Metropolitan Room New York, NY
Could it be, yes it could, something’s coming... a statuesque redhead and founding member of Manhattan Transfer, Laurel Masse opened her set at the Metropolitan Room with Leonard Bernstein/Stephen Sondheim’s "Something’s Coming" and at that moment you were enveloped in the musical arms of a great singer. She is a brilliant jazz musician. Yes, some of the songs are familiar but you never heard the transformations this remarkable four-octave vocalist brings to the table. With a relaxed and assured presence, Laurel‘s style is a combination of quiet intensity and playful fun. Tex Arnold, on piano, is also arranger for the show’s songs (except the opening number), with Tom Hubbard on bass and Richard De Rosa on drums. This joyous, soulful and graceful singer gives us Brooks Bowman’s ‘"East of the Sun," scat and all, followed by "Once in a Million Moons" (Jerome Kern/Yip Harburg) paired with Brazilian songwriters Nelson Cavaquinho & Guilherme de Brito’s "Folhas Secas."
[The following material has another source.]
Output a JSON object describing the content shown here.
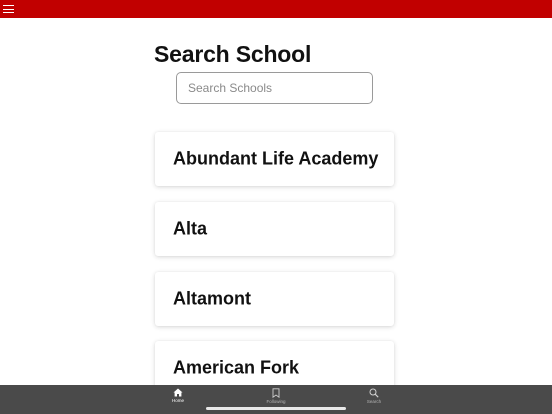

Lyricist Jeff Breithaupt was in the audience as Laurel presented his beautiful ballad and new addition to her repertoire "The Right Thing." A Noir Medley consisting of "Blue Pacific Blues" (Lee/Washington); "Pete Kelly’s Blues" (Heindorf/Cahn); "Laura" (Raksin/Mercer) and "I’ll Cry Tomorrow" (North/Mercer) provided love’s lament.
‘What I am is a dreamer of big, heroic, romantic dreams and I think I can conquer the world if I can get someone to open the jars‘- her words leading into Whiting/Mercer’s "Have You Got Any Castles, Baby?" Well, she conquered us!
Favorite ballad "My Ideal" (Whiting/Robin/Case) was next . Tex Arnold’s "Burcham Woods" (an instrumental), was ‘sung’ la, la, la, ah, ah, ah by Laurel who said this music was like Paris, November and a cello which she proceeds to bring to life with her vocal instrument sans words. "Blue Rondo" ( a la Turq ) (Brubeck/Crofut/Masse) brought the house down, followed by "Can’t
Teach My Old Heart New Tricks" (Jerry Herman).
Poised, sure of herself and cuddled in the warmth of an appreciative audience that included Ann Hampton Callaway, Michele Brourman and friend/director Wendy Lane Bailey, she sang Chris Thile’s "Stay Away" – a uniquely personal moment.
The set concluded with Jerry Herman’s "It Only Takes a Moment" to on-going cheers and applause bringing this gracious lady back to encore an Appalachin folk song "Black Crow" acapella. Not enough for this audience, she encored a second time with "Sermonette (Love One Another)."
It’s not too late but if you miss Laurel Masse this time, be sure she’s at the top of your must see list when next she appears here in New York.
January 25, 2008